- **WHAT YOU SHOULD DO**:
Among the lines below, count those containing the word "dụng". Give the number only.

App and web page records
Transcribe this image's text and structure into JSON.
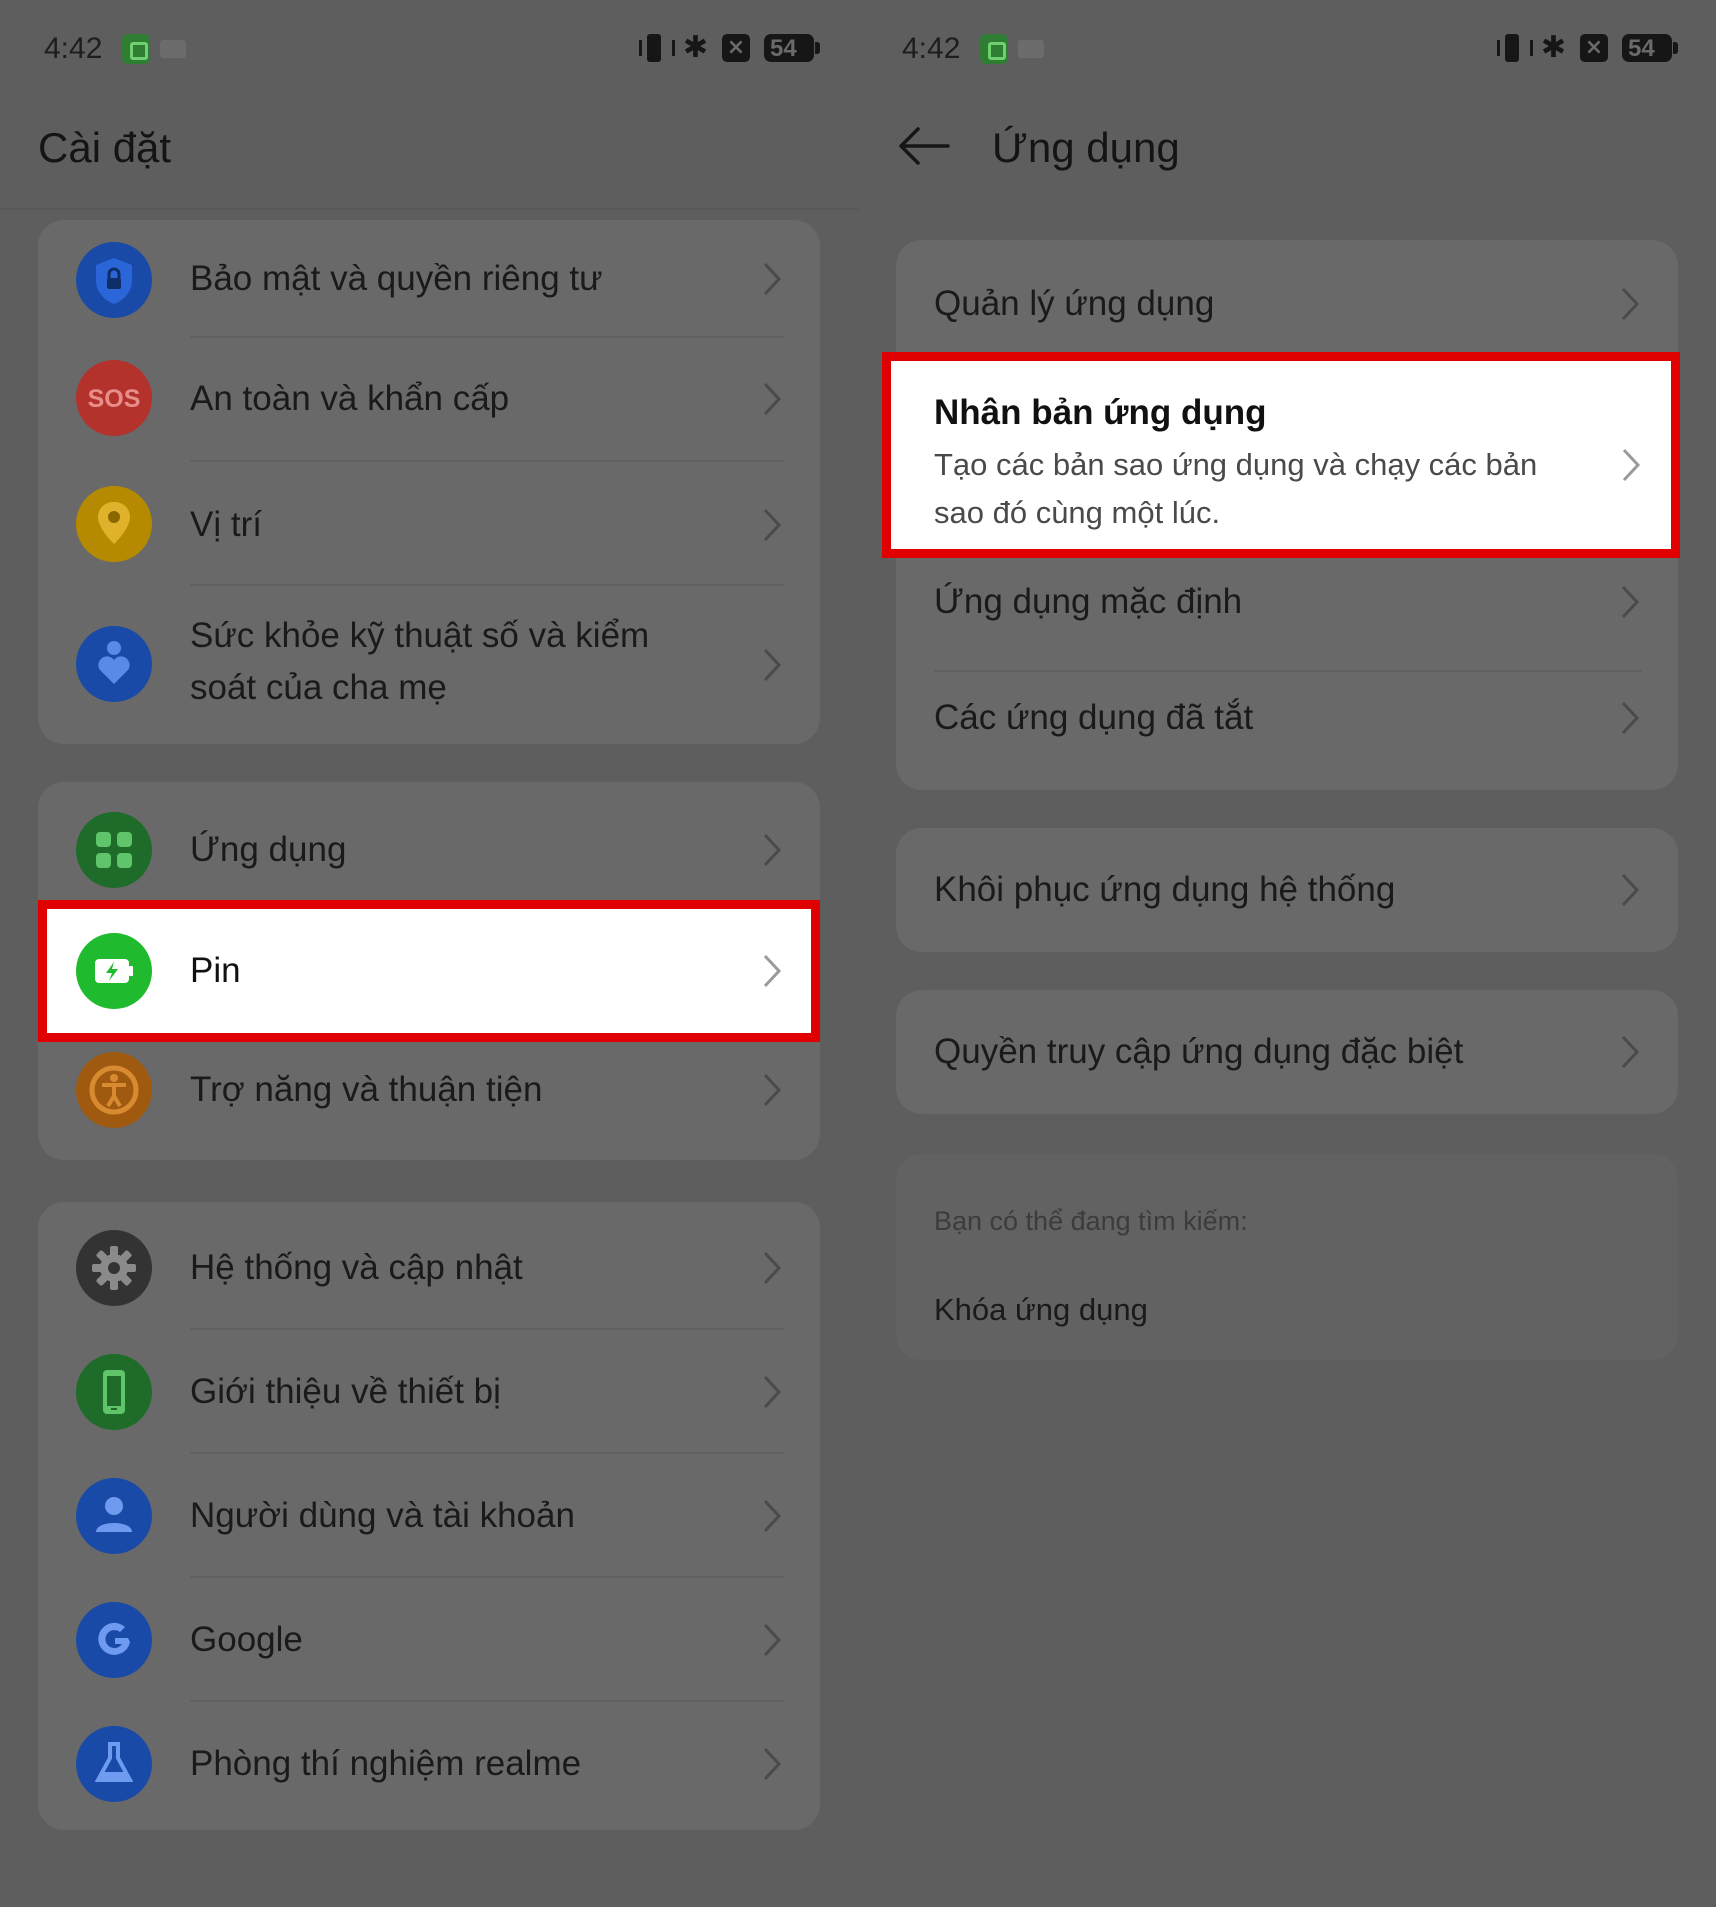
{
  "status_bar": {
    "time": "4:42",
    "battery": "54",
    "icons": [
      "app-icon",
      "notification-icon",
      "vibrate-icon",
      "bluetooth-icon",
      "x-icon",
      "battery-icon"
    ]
  },
  "left": {
    "title": "Cài đặt",
    "groups": [
      {
        "items": [
          {
            "label": "Bảo mật và quyền riêng tư",
            "icon": "shield-lock-icon",
            "color": "#1a4aa8"
          },
          {
            "label": "An toàn và khẩn cấp",
            "icon": "sos-icon",
            "color": "#b3322c"
          },
          {
            "label": "Vị trí",
            "icon": "location-pin-icon",
            "color": "#b58a00"
          },
          {
            "label_line1": "Sức khỏe kỹ thuật số và kiểm",
            "label_line2": "soát của cha mẹ",
            "icon": "heart-person-icon",
            "color": "#1a4aa8"
          }
        ]
      },
      {
        "items": [
          {
            "label": "Ứng dụng",
            "icon": "apps-grid-icon",
            "color": "#1f6b2a"
          },
          {
            "label": "Pin",
            "icon": "battery-charge-icon",
            "color": "#1fba2d",
            "highlighted": true
          },
          {
            "label": "Trợ năng và thuận tiện",
            "icon": "accessibility-icon",
            "color": "#a05a10"
          }
        ]
      },
      {
        "items": [
          {
            "label": "Hệ thống và cập nhật",
            "icon": "gear-icon",
            "color": "#333333"
          },
          {
            "label": "Giới thiệu về thiết bị",
            "icon": "phone-icon",
            "color": "#1f6b2a"
          },
          {
            "label": "Người dùng và tài khoản",
            "icon": "user-icon",
            "color": "#1a4aa8"
          },
          {
            "label": "Google",
            "icon": "google-icon",
            "color": "#1a4aa8"
          },
          {
            "label": "Phòng thí nghiệm realme",
            "icon": "flask-icon",
            "color": "#1a4aa8"
          }
        ]
      }
    ]
  },
  "right": {
    "title": "Ứng dụng",
    "group1": [
      {
        "label": "Quản lý ứng dụng"
      },
      {
        "label": "Nhân bản ứng dụng",
        "sub_line1": "Tạo các bản sao ứng dụng và chạy các bản",
        "sub_line2": "sao đó cùng một lúc.",
        "highlighted": true
      },
      {
        "label": "Ứng dụng mặc định"
      },
      {
        "label": "Các ứng dụng đã tắt"
      }
    ],
    "group2": [
      {
        "label": "Khôi phục ứng dụng hệ thống"
      }
    ],
    "group3": [
      {
        "label": "Quyền truy cập ứng dụng đặc biệt"
      }
    ],
    "suggest": {
      "heading": "Bạn có thể đang tìm kiếm:",
      "item": "Khóa ứng dụng"
    }
  },
  "colors": {
    "highlight_border": "#e00000",
    "dim_background": "#5e5e5e",
    "card": "#696969"
  }
}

- **EXERCISE OUTPUT**:
10